“I want to take the DME on a totally different direction in terms of the focused approach on NOCs. Obviously, we will always be interested in having discussions with them but they are not our primary focus at the moment,” Christopher Fix said in an interview.

The Exchange will go after oil consumers such as China, Fix said, instead of knocking at the doors of lukewarm NOCs in vain. It is also in talks with six local Arab banks to get them involved in the financing of oil cargoes priced off DME.

“In our exchange alone we’re doing $1 billion to $1.5 billion worth of physical oil financing a month and it is coming from foreign banks. Why shouldn’t it come from local banks?

“Western banks are slowing down…they don’t have the dollars to lend,” he said.

Fix said the exchange has spoken with a total of six banks from Saudi Arabia, Bahrain and the UAE, adding that they were all looking to start the financing business as early as January next year.

The DME has been pushing to promote Oman futures as a benchmark for markets east of Suez. It argues that much of the world’s crude output is produced in the region and therefore should be priced in the Middle East, rather than via established global benchmarks like Brent and U.S. crude futures which do not fully reflect the regional market.


The exchange is also studying the launch of a new contract in refined oil products, potentially fuel oil, to create a pricing mechanism for the opaque but booming bunkering market refuel ling ships in Fujairah.

“When we look at the refinery complex, you have the inputs, which is going to be a Middle Eastern sour crude, so it makes total sense for us to look at the other part of the barrel, which is coming out on the other side of the refinery complex,” Fix said.

“There is definitely a need to have a transparent price discovery mechanism for physical, for example fuel oil, because of the fact that Fujairah is such an enormous bunkering terminal.”

Refined oil products in the Middle East are Gulf are usually priced with a discount or a premium against benchmarks in Singapore or Europe. Traders peg fuel oil and bunker sales in Fujairah against Singapore spot quotes.

“We don’t feel that the existing benchmarks reflect at all really what’s happening in our market,” Fix said.

He said the exchange was looking at the possibility of a new contract in other refined products as well but studies on fuel oil have seen the most progress.

“We have a long way to go in terms of successful design of a contract…right now we’re in the process of talking to the market,” Fix said, adding that the exchange had been talking to traders in Singapore about the matter.

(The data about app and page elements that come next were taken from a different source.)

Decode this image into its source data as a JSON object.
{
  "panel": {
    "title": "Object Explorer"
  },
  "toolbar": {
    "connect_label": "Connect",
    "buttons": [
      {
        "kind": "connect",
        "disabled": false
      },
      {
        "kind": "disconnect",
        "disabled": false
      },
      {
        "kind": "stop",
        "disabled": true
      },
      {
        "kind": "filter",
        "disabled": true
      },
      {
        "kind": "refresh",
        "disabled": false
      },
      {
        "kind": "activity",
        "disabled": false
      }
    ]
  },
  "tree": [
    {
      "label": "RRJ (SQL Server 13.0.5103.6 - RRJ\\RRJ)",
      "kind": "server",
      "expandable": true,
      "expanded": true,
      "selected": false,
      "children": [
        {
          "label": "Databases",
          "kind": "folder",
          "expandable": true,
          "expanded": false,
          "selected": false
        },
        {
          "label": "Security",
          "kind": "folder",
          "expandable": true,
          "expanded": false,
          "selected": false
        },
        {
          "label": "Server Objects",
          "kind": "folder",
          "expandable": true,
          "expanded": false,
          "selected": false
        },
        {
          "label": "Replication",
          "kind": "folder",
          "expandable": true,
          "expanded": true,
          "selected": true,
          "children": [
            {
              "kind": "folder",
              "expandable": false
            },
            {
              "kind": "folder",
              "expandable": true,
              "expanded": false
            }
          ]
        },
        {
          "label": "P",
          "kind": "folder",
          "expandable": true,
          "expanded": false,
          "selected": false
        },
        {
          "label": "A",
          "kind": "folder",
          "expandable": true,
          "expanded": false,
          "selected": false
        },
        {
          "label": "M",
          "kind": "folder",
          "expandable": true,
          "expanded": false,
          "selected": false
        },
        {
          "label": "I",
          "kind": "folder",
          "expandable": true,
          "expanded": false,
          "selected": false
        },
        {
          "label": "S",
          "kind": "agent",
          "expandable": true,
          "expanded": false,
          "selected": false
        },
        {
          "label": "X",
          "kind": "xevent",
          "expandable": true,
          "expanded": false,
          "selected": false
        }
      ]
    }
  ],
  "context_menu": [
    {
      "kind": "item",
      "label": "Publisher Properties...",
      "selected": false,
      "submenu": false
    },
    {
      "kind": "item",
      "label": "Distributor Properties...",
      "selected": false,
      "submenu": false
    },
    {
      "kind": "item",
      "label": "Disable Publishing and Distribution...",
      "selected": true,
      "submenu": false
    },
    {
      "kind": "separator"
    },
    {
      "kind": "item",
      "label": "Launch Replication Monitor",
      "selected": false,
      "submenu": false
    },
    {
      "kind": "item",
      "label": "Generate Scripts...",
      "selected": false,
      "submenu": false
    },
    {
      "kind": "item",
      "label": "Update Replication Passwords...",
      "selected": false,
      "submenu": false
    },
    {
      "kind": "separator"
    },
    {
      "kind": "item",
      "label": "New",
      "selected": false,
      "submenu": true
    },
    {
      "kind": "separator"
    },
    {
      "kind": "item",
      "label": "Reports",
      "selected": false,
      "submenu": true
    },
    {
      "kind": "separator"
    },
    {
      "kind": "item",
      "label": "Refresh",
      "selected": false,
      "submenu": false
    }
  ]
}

The CME, Dubai Holding and Oman’s sovereign wealth fund Oman Investment Fund set up the DME in 2007 as a joint venture along with oil and financial firms like Shell, Vitol , Goldman Sachs and JP Morgan.

The latter group will now hold a combined 12 percent stake after the recapitalization in February which also took Oman Investment Fund’s holding to 29 percent from 25 percent and reduced the debt-laden Dubai Holding’s stake to 9 percent from 25 percent.